▶ GOAL OF THE EXERCISE:
Output the whole listing again, exactly as it reads.
[[ EXERCISE INPUT, beginning ]]
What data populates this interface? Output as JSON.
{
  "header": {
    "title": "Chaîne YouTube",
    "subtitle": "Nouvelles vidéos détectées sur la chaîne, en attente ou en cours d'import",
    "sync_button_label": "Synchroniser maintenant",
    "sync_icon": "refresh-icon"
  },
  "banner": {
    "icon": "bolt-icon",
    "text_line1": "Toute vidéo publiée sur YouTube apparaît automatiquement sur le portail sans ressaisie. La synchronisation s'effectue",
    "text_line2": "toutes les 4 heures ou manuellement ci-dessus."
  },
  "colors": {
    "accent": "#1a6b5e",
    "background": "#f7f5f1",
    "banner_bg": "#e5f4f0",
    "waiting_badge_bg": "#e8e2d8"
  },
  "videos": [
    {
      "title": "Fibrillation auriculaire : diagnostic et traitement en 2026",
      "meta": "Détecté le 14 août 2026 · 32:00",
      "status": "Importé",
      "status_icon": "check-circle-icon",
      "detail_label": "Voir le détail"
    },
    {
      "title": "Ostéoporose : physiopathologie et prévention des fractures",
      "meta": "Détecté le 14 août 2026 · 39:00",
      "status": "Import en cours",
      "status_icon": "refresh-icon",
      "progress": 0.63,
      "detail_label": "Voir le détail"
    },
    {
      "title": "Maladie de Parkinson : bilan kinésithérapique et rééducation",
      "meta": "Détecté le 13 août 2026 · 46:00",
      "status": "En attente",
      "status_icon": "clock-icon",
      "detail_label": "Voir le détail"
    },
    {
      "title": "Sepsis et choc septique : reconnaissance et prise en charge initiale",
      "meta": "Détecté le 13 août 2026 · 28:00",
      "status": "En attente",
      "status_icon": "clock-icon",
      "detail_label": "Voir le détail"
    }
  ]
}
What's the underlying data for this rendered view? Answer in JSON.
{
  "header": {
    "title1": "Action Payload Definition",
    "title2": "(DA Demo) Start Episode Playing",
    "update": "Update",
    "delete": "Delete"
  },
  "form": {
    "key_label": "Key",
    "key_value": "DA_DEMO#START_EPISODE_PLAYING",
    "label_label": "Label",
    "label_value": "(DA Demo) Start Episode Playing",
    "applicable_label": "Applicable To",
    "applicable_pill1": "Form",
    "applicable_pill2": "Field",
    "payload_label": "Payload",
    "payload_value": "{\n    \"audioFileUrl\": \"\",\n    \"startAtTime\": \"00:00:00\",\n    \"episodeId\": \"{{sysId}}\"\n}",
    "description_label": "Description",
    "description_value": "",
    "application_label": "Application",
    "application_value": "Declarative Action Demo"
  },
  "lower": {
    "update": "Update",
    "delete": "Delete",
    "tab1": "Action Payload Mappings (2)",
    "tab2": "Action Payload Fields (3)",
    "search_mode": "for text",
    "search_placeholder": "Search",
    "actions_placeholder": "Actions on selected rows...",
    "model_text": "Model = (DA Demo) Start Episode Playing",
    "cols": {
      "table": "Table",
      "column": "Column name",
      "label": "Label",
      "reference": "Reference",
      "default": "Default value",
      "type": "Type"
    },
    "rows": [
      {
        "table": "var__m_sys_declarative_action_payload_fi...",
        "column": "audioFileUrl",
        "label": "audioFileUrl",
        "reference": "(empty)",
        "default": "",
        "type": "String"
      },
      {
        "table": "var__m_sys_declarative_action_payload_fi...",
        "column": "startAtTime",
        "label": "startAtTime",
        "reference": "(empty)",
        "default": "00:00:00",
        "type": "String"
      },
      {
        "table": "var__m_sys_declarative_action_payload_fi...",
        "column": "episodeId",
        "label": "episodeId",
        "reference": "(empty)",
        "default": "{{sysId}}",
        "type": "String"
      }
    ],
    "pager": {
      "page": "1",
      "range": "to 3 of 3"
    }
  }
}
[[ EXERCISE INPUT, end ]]
▶ FINISHED EXERCISE:
What data populates this interface? Output as JSON.
{
  "header": {
    "title": "Chaîne YouTube",
    "subtitle": "Nouvelles vidéos détectées sur la chaîne, en attente ou en cours d'import",
    "sync_button_label": "Synchroniser maintenant",
    "sync_icon": "refresh-icon"
  },
  "banner": {
    "icon": "bolt-icon",
    "text_line1": "Toute vidéo publiée sur YouTube apparaît automatiquement sur le portail sans ressaisie. La synchronisation s'effectue",
    "text_line2": "toutes les 4 heures ou manuellement ci-dessus."
  },
  "colors": {
    "accent": "#1a6b5e",
    "background": "#f7f5f1",
    "banner_bg": "#e5f4f0",
    "waiting_badge_bg": "#e8e2d8"
  },
  "videos": [
    {
      "title": "Fibrillation auriculaire : diagnostic et traitement en 2026",
      "meta": "Détecté le 14 août 2026 · 32:00",
      "status": "Importé",
      "status_icon": "check-circle-icon",
      "detail_label": "Voir le détail"
    },
    {
      "title": "Ostéoporose : physiopathologie et prévention des fractures",
      "meta": "Détecté le 14 août 2026 · 39:00",
      "status": "Import en cours",
      "status_icon": "refresh-icon",
      "progress": 0.63,
      "detail_label": "Voir le détail"
    },
    {
      "title": "Maladie de Parkinson : bilan kinésithérapique et rééducation",
      "meta": "Détecté le 13 août 2026 · 46:00",
      "status": "En attente",
      "status_icon": "clock-icon",
      "detail_label": "Voir le détail"
    },
    {
      "title": "Sepsis et choc septique : reconnaissance et prise en charge initiale",
      "meta": "Détecté le 13 août 2026 · 28:00",
      "status": "En attente",
      "status_icon": "clock-icon",
      "detail_label": "Voir le détail"
    }
  ]
}
What's the underlying data for this rendered view? Answer in JSON.
{
  "header": {
    "title1": "Action Payload Definition",
    "title2": "(DA Demo) Start Episode Playing",
    "update": "Update",
    "delete": "Delete"
  },
  "form": {
    "key_label": "Key",
    "key_value": "DA_DEMO#START_EPISODE_PLAYING",
    "label_label": "Label",
    "label_value": "(DA Demo) Start Episode Playing",
    "applicable_label": "Applicable To",
    "applicable_pill1": "Form",
    "applicable_pill2": "Field",
    "payload_label": "Payload",
    "payload_value": "{\n    \"audioFileUrl\": \"\",\n    \"startAtTime\": \"00:00:00\",\n    \"episodeId\": \"{{sysId}}\"\n}",
    "description_label": "Description",
    "description_value": "",
    "application_label": "Application",
    "application_value": "Declarative Action Demo"
  },
  "lower": {
    "update": "Update",
    "delete": "Delete",
    "tab1": "Action Payload Mappings (2)",
    "tab2": "Action Payload Fields (3)",
    "search_mode": "for text",
    "search_placeholder": "Search",
    "actions_placeholder": "Actions on selected rows...",
    "model_text": "Model = (DA Demo) Start Episode Playing",
    "cols": {
      "table": "Table",
      "column": "Column name",
      "label": "Label",
      "reference": "Reference",
      "default": "Default value",
      "type": "Type"
    },
    "rows": [
      {
        "table": "var__m_sys_declarative_action_payload_fi...",
        "column": "audioFileUrl",
        "label": "audioFileUrl",
        "reference": "(empty)",
        "default": "",
        "type": "String"
      },
      {
        "table": "var__m_sys_declarative_action_payload_fi...",
        "column": "startAtTime",
        "label": "startAtTime",
        "reference": "(empty)",
        "default": "00:00:00",
        "type": "String"
      },
      {
        "table": "var__m_sys_declarative_action_payload_fi...",
        "column": "episodeId",
        "label": "episodeId",
        "reference": "(empty)",
        "default": "{{sysId}}",
        "type": "String"
      }
    ],
    "pager": {
      "page": "1",
      "range": "to 3 of 3"
    }
  }
}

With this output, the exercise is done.